**Prompt**
The records below must be duplicated exactly, character for character.

(Extracted records begins)

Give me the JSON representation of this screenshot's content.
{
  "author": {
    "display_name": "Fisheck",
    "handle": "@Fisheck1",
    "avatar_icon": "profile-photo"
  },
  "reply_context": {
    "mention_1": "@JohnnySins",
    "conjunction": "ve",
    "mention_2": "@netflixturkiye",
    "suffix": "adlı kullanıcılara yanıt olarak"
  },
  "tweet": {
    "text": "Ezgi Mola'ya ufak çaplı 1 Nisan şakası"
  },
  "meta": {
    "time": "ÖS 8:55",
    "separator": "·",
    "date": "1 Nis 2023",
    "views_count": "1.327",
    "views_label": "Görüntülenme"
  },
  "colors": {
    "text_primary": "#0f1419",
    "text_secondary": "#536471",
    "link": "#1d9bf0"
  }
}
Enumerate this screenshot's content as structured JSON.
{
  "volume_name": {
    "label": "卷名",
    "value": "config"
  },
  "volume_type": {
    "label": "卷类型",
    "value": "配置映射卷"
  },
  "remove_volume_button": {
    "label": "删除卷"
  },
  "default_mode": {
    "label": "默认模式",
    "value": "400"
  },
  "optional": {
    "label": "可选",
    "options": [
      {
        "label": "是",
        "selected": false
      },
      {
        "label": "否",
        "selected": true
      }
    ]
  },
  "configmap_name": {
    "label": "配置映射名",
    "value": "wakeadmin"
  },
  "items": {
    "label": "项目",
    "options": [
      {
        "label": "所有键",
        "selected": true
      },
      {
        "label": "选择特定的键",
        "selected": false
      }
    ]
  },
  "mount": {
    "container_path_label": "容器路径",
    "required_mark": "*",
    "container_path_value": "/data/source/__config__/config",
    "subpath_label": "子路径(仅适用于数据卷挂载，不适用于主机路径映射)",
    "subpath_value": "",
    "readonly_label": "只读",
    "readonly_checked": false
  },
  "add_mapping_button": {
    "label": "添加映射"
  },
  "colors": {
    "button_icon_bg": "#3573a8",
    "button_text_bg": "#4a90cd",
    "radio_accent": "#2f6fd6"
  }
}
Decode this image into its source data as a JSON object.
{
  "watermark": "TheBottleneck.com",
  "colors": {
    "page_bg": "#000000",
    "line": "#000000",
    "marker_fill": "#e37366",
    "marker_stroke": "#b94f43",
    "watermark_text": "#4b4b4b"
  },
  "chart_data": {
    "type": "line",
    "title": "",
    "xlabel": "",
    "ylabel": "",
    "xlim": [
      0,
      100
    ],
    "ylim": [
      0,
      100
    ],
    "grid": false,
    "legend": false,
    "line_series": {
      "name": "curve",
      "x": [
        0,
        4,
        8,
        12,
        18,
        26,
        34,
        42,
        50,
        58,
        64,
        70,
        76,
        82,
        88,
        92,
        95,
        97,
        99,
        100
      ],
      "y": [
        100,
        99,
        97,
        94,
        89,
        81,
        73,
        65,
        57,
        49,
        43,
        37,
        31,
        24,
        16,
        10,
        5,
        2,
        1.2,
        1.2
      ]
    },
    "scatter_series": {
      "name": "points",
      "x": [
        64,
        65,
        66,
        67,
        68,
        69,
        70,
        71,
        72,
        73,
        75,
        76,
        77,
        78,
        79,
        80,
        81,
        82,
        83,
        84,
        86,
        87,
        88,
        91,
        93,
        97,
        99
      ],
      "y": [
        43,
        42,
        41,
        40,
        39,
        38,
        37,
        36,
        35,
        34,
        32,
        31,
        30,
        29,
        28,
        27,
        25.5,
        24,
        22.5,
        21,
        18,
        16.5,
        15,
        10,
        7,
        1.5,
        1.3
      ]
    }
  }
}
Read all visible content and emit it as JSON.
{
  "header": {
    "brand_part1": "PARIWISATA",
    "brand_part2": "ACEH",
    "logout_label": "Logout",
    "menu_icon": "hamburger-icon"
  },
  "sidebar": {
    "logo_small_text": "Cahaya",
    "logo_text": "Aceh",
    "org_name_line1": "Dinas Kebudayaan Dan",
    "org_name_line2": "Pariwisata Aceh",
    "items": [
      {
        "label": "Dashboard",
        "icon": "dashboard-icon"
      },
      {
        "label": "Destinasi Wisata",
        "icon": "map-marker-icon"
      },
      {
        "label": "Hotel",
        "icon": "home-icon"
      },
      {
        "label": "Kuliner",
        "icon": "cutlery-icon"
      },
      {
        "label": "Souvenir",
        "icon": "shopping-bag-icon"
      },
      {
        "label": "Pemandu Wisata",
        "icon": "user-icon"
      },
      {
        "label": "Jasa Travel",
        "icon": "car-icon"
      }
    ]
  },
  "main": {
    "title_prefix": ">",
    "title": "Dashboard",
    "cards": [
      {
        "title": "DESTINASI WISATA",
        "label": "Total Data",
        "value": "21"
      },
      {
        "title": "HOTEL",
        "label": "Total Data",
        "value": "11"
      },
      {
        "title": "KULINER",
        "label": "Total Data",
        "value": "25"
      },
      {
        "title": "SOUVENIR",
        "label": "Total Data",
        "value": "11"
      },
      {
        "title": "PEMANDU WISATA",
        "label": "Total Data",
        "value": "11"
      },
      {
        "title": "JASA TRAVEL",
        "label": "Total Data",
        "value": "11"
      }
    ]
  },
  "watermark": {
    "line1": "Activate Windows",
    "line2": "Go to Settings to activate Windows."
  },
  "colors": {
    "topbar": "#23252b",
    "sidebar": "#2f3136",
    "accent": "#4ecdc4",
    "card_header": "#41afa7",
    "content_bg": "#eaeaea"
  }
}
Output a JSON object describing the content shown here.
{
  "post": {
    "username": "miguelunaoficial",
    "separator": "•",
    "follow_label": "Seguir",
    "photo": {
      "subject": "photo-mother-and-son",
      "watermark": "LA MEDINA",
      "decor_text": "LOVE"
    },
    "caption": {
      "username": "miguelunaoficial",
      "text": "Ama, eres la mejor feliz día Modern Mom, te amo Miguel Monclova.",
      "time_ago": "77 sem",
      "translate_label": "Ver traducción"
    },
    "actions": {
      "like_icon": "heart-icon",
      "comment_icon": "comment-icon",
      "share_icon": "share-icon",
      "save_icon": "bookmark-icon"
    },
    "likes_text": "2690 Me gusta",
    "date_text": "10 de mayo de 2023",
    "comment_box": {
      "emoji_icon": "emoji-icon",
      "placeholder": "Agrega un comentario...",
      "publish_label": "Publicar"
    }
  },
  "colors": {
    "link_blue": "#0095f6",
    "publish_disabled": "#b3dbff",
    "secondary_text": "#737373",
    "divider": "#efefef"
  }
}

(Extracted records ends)

**Response box**
Give me the JSON representation of this screenshot's content.
{
  "author": {
    "display_name": "Fisheck",
    "handle": "@Fisheck1",
    "avatar_icon": "profile-photo"
  },
  "reply_context": {
    "mention_1": "@JohnnySins",
    "conjunction": "ve",
    "mention_2": "@netflixturkiye",
    "suffix": "adlı kullanıcılara yanıt olarak"
  },
  "tweet": {
    "text": "Ezgi Mola'ya ufak çaplı 1 Nisan şakası"
  },
  "meta": {
    "time": "ÖS 8:55",
    "separator": "·",
    "date": "1 Nis 2023",
    "views_count": "1.327",
    "views_label": "Görüntülenme"
  },
  "colors": {
    "text_primary": "#0f1419",
    "text_secondary": "#536471",
    "link": "#1d9bf0"
  }
}
Enumerate this screenshot's content as structured JSON.
{
  "volume_name": {
    "label": "卷名",
    "value": "config"
  },
  "volume_type": {
    "label": "卷类型",
    "value": "配置映射卷"
  },
  "remove_volume_button": {
    "label": "删除卷"
  },
  "default_mode": {
    "label": "默认模式",
    "value": "400"
  },
  "optional": {
    "label": "可选",
    "options": [
      {
        "label": "是",
        "selected": false
      },
      {
        "label": "否",
        "selected": true
      }
    ]
  },
  "configmap_name": {
    "label": "配置映射名",
    "value": "wakeadmin"
  },
  "items": {
    "label": "项目",
    "options": [
      {
        "label": "所有键",
        "selected": true
      },
      {
        "label": "选择特定的键",
        "selected": false
      }
    ]
  },
  "mount": {
    "container_path_label": "容器路径",
    "required_mark": "*",
    "container_path_value": "/data/source/__config__/config",
    "subpath_label": "子路径(仅适用于数据卷挂载，不适用于主机路径映射)",
    "subpath_value": "",
    "readonly_label": "只读",
    "readonly_checked": false
  },
  "add_mapping_button": {
    "label": "添加映射"
  },
  "colors": {
    "button_icon_bg": "#3573a8",
    "button_text_bg": "#4a90cd",
    "radio_accent": "#2f6fd6"
  }
}
Decode this image into its source data as a JSON object.
{
  "watermark": "TheBottleneck.com",
  "colors": {
    "page_bg": "#000000",
    "line": "#000000",
    "marker_fill": "#e37366",
    "marker_stroke": "#b94f43",
    "watermark_text": "#4b4b4b"
  },
  "chart_data": {
    "type": "line",
    "title": "",
    "xlabel": "",
    "ylabel": "",
    "xlim": [
      0,
      100
    ],
    "ylim": [
      0,
      100
    ],
    "grid": false,
    "legend": false,
    "line_series": {
      "name": "curve",
      "x": [
        0,
        4,
        8,
        12,
        18,
        26,
        34,
        42,
        50,
        58,
        64,
        70,
        76,
        82,
        88,
        92,
        95,
        97,
        99,
        100
      ],
      "y": [
        100,
        99,
        97,
        94,
        89,
        81,
        73,
        65,
        57,
        49,
        43,
        37,
        31,
        24,
        16,
        10,
        5,
        2,
        1.2,
        1.2
      ]
    },
    "scatter_series": {
      "name": "points",
      "x": [
        64,
        65,
        66,
        67,
        68,
        69,
        70,
        71,
        72,
        73,
        75,
        76,
        77,
        78,
        79,
        80,
        81,
        82,
        83,
        84,
        86,
        87,
        88,
        91,
        93,
        97,
        99
      ],
      "y": [
        43,
        42,
        41,
        40,
        39,
        38,
        37,
        36,
        35,
        34,
        32,
        31,
        30,
        29,
        28,
        27,
        25.5,
        24,
        22.5,
        21,
        18,
        16.5,
        15,
        10,
        7,
        1.5,
        1.3
      ]
    }
  }
}
Read all visible content and emit it as JSON.
{
  "header": {
    "brand_part1": "PARIWISATA",
    "brand_part2": "ACEH",
    "logout_label": "Logout",
    "menu_icon": "hamburger-icon"
  },
  "sidebar": {
    "logo_small_text": "Cahaya",
    "logo_text": "Aceh",
    "org_name_line1": "Dinas Kebudayaan Dan",
    "org_name_line2": "Pariwisata Aceh",
    "items": [
      {
        "label": "Dashboard",
        "icon": "dashboard-icon"
      },
      {
        "label": "Destinasi Wisata",
        "icon": "map-marker-icon"
      },
      {
        "label": "Hotel",
        "icon": "home-icon"
      },
      {
        "label": "Kuliner",
        "icon": "cutlery-icon"
      },
      {
        "label": "Souvenir",
        "icon": "shopping-bag-icon"
      },
      {
        "label": "Pemandu Wisata",
        "icon": "user-icon"
      },
      {
        "label": "Jasa Travel",
        "icon": "car-icon"
      }
    ]
  },
  "main": {
    "title_prefix": ">",
    "title": "Dashboard",
    "cards": [
      {
        "title": "DESTINASI WISATA",
        "label": "Total Data",
        "value": "21"
      },
      {
        "title": "HOTEL",
        "label": "Total Data",
        "value": "11"
      },
      {
        "title": "KULINER",
        "label": "Total Data",
        "value": "25"
      },
      {
        "title": "SOUVENIR",
        "label": "Total Data",
        "value": "11"
      },
      {
        "title": "PEMANDU WISATA",
        "label": "Total Data",
        "value": "11"
      },
      {
        "title": "JASA TRAVEL",
        "label": "Total Data",
        "value": "11"
      }
    ]
  },
  "watermark": {
    "line1": "Activate Windows",
    "line2": "Go to Settings to activate Windows."
  },
  "colors": {
    "topbar": "#23252b",
    "sidebar": "#2f3136",
    "accent": "#4ecdc4",
    "card_header": "#41afa7",
    "content_bg": "#eaeaea"
  }
}
Output a JSON object describing the content shown here.
{
  "post": {
    "username": "miguelunaoficial",
    "separator": "•",
    "follow_label": "Seguir",
    "photo": {
      "subject": "photo-mother-and-son",
      "watermark": "LA MEDINA",
      "decor_text": "LOVE"
    },
    "caption": {
      "username": "miguelunaoficial",
      "text": "Ama, eres la mejor feliz día Modern Mom, te amo Miguel Monclova.",
      "time_ago": "77 sem",
      "translate_label": "Ver traducción"
    },
    "actions": {
      "like_icon": "heart-icon",
      "comment_icon": "comment-icon",
      "share_icon": "share-icon",
      "save_icon": "bookmark-icon"
    },
    "likes_text": "2690 Me gusta",
    "date_text": "10 de mayo de 2023",
    "comment_box": {
      "emoji_icon": "emoji-icon",
      "placeholder": "Agrega un comentario...",
      "publish_label": "Publicar"
    }
  },
  "colors": {
    "link_blue": "#0095f6",
    "publish_disabled": "#b3dbff",
    "secondary_text": "#737373",
    "divider": "#efefef"
  }
}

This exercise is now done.